Define a Mission that's Bigger than Money. Money is a motivator, but not the best one. In the early days of a company, there's no money, let's face it. To get people to join you and to really stick with you through thick and thin you need to define a vision that's bigger than mere financial gains in the future. People need to believe they are doing something for a greater purpose. At Sonicbids, the mission from day one was to help all emerging artists, regardless of genre or passport, to develop an audience by connecting them with the right promoters.

Serve a Real Need. Sonicbids helps bands get gigs. Bands needed ways to connect with promoters since ancient Greece. Unless your company is addressing a real and acute pain point, you'll end up a time keeper, not a clock builder to paraphrase Jim Collins.

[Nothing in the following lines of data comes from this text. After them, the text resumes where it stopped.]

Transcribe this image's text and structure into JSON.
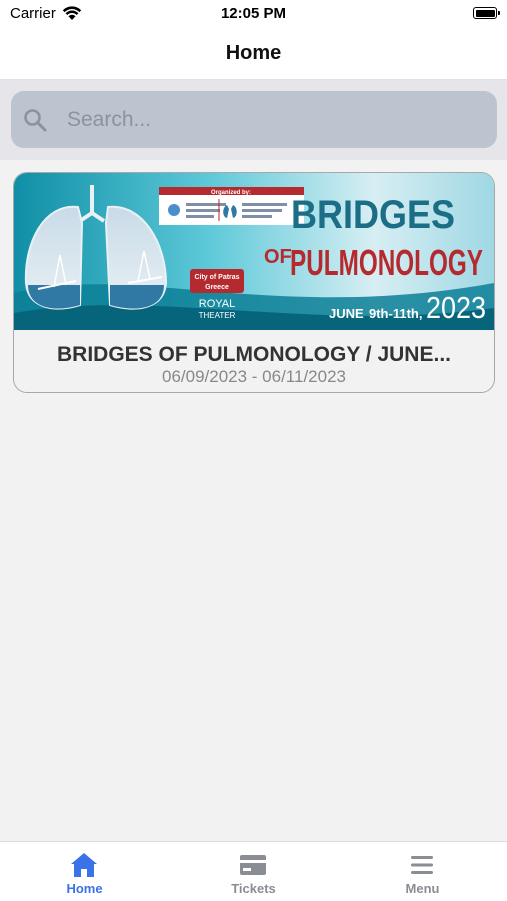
{
  "status_bar": {
    "carrier": "Carrier",
    "time": "12:05 PM"
  },
  "nav": {
    "title": "Home"
  },
  "search": {
    "placeholder": "Search..."
  },
  "events": [
    {
      "title": "BRIDGES OF PULMONOLOGY / JUNE...",
      "dates": "06/09/2023 - 06/11/2023",
      "banner": {
        "organized_by": "Organized by:",
        "heading_line1": "BRIDGES",
        "heading_of": "OF",
        "heading_line2": "PULMONOLOGY",
        "city_line1": "City of Patras",
        "city_line2": "Greece",
        "venue_line1": "ROYAL",
        "venue_line2": "THEATER",
        "date_prefix": "JUNE",
        "date_range": "9th-11th,",
        "year": "2023"
      }
    }
  ],
  "tabs": [
    {
      "label": "Home",
      "icon": "home-icon",
      "active": true
    },
    {
      "label": "Tickets",
      "icon": "ticket-icon",
      "active": false
    },
    {
      "label": "Menu",
      "icon": "menu-icon",
      "active": false
    }
  ],
  "colors": {
    "accent": "#3a73e8",
    "inactive_tab": "#8a8d94",
    "search_bg": "#bcc4cf",
    "banner_red": "#b52a2f",
    "banner_teal": "#1c6e86"
  }
}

Be Picky about Picking a Team. Your early team determines just about everything that follows it. Pick them wisely. The early years of a company are intense, fun, exhilarating and exhausting. You need a team that shares your passion and vision and above all, acts and thinks like a unit. In the early days of Sonicbids, we all had to vote in a new person to join the team. That feeling of togetherness kept our motivation and energy high.

Love Your Customers. To this day, nothing is more fun for me that going out there and meeting and talking with the people that use Sonicbids -- bands or promoters. Some of my dearest friends around the world are Sonicbids' customers. It's easy to lose sight, especially as company grows and operations swamps everything, of why you're doing what you're doing. Talk about a motivation killer.

Downs come with Ups. The long term game means that you'll inevitably deal with setbacks and losses and days that are miserable and times that are tough. Just accept that as a part of life and keep moving forward.

Be Focused but Don't Get Boxed In. Over the last 13 years that only constant at Sonicbids has been the the mission of company. But we did not hesitate to expand the definition of what's a promoter, when we saw blogging, podcasting, social networks or consumer brands become megaphones for new music.

Know When it's Time to Exit. I don't know about you but I think Roger Federer should consider calling it a career soon. Time catches up with all champions and market shifts catch up with all companies. I made the decision to sell Sonicbids when I felt that our own financial resources would not be adequate to keep us in a leadership position for long. 13 years later, Sonicbids is still standing and fighting in the arena.